One student wrote the following about the first chapter: “We already get to know in the first chapter that the Igbos are a people that lead a very social life. Every individual was responsible for everyone else in the tribe. Every misdeed could have an impact on the rest of the tribe. The Igbos were also a very religious tribe. When they visited each other, they had fixed customs and practices that everyone respected and followed. These people were also very hard-working and fair, because they farmed their fields very well. As I read this chapter, I realised how social these African people were, and how self-absorbed and egotistical many people here are.”
Later, the same student expresses her surprise about the rules and regulations that she cannot understand. For example, the solution of a conflict between the villages Mbaino and Umofia that had originated from the murder of a man’s wife from Umofia – to prevent a war, “… an old custom was applied, determining the murderer’s village to give the other village a virgin girl and boy to make up for the sad loss. The girl was given as a compensation for the murdered wife, the boy’s fate was to be decided later …”
In her comment the student writes: “While reading I noticed I could easily put myself into the situation and understand the decisions and customs, that is, I can make sense of them. On one hand, I am very impressed that the Igbos take all possibilities into account in order to prevent themselves from going to war, but on the other hand I can’t accept that innocent children are punished for something they don’t really have anything to do with.”
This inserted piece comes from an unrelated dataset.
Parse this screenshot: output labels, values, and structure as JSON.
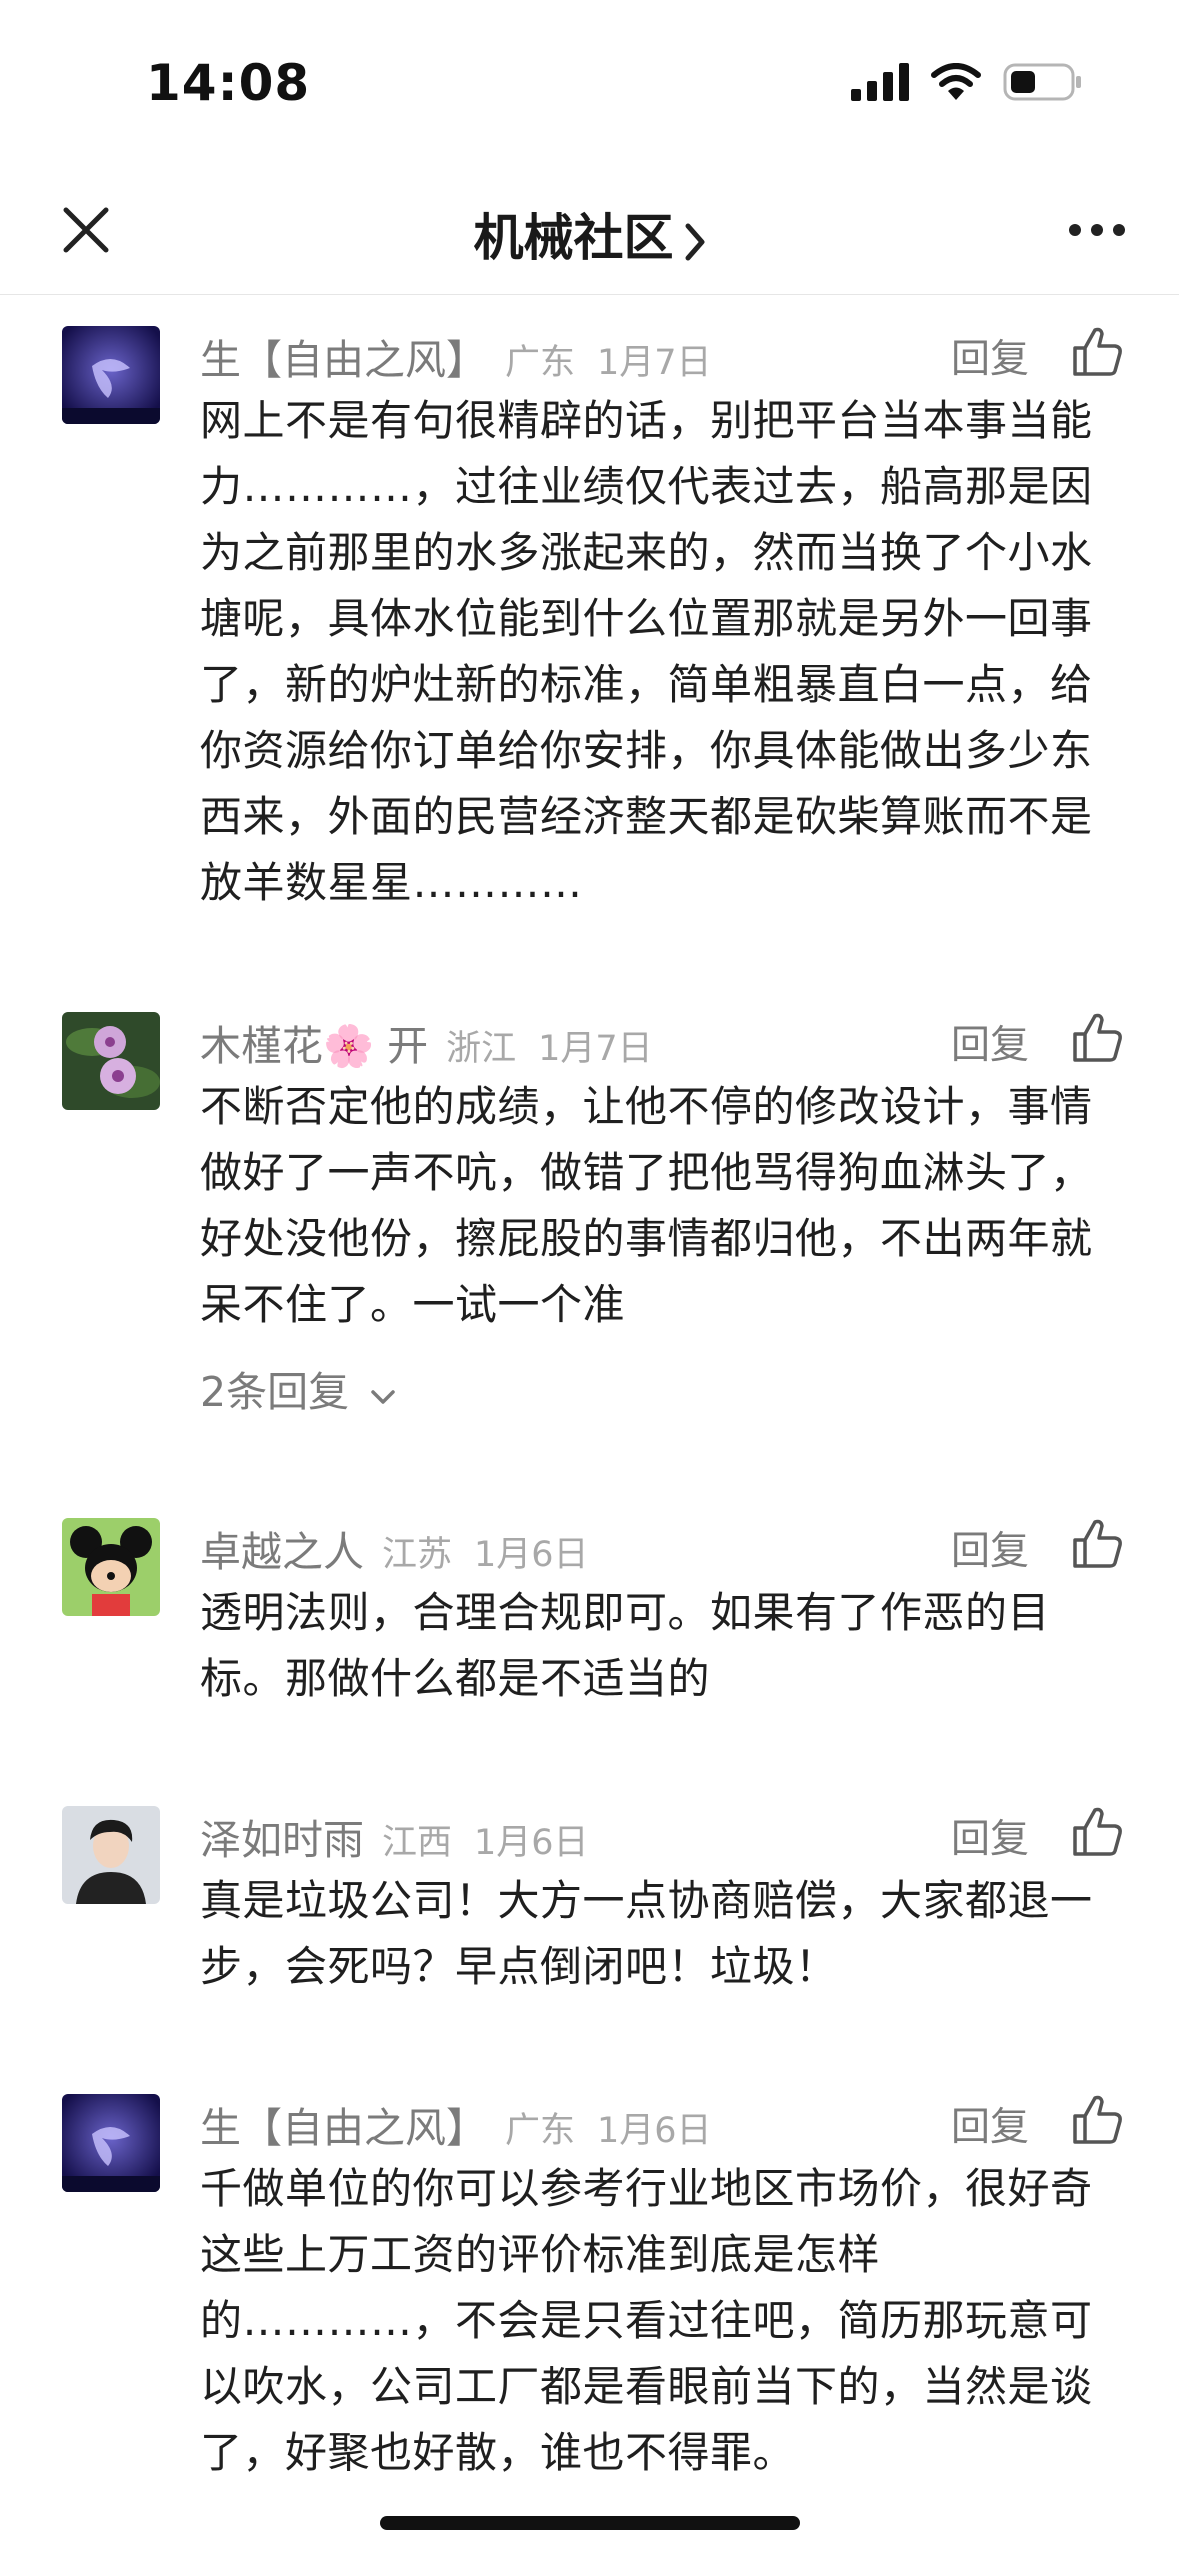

She also expresses her failure to understand how women are ill-treated, and juxtaposes this with the life of the Igbos that is usually strongly influenced by morality and piety.
“… The Yam festival was held every year before the yam harvest. That is how the Igbos were honouring their ancestral spirits and of course the earth goddess. The festive meal was composed of fufu, yams and vegetable soup. However, the yams could not be eaten before the honoured ones had received their share. As we celebrate New Year’s Eve, the yam festival marked the beginning of the New Year for this West African people. Okonkwo didn’t like these festivals and had accumulated a great anger within himself …”
He vented his anger by taking the opportunity to beat up his second wife when he noticed that some leaves were missing on a banana tree. When he wanted to go out to hunt after that, his first wife made a disdainful remark about his hunting abilities. Boiling with rage, Okonkwo shot at her, but luckily, he missed.
The student comments on this: “I am very impressed by the Igbo’s reverence for their gods and by the fact that they celebrate real festivals for them. However, what I don’t understand is that no one says anything when a woman is beaten or even almost shot dead by her husband. After all, these people are very social and ethical.”
The students compared the description of a trial with our modern trials in court and realised that again, the ancestral spirits were asked for advice and always delivered very ballanced judgements. “The Egwugwu can possibly be compared to the judges we have today.”
When at a funeral, a shot fired from Okonkwo’s gun by mistake kills a boy, Okonkwo is suitably punished, and his family is banned from the village Umofia for seven years. All his belongings are also destroyed. Okonkwo’s family moves to his mother’s village where they receive a friendly welcome.
A student commented on this: “I thought what it would be like among relatives today, if someone came over with their whole family and wanted to be given shelter. I have the impression that the Igbos were more caring about each other because they could only survive in a community. Today, all we need is money…”
Translated by Ekpenyong Ani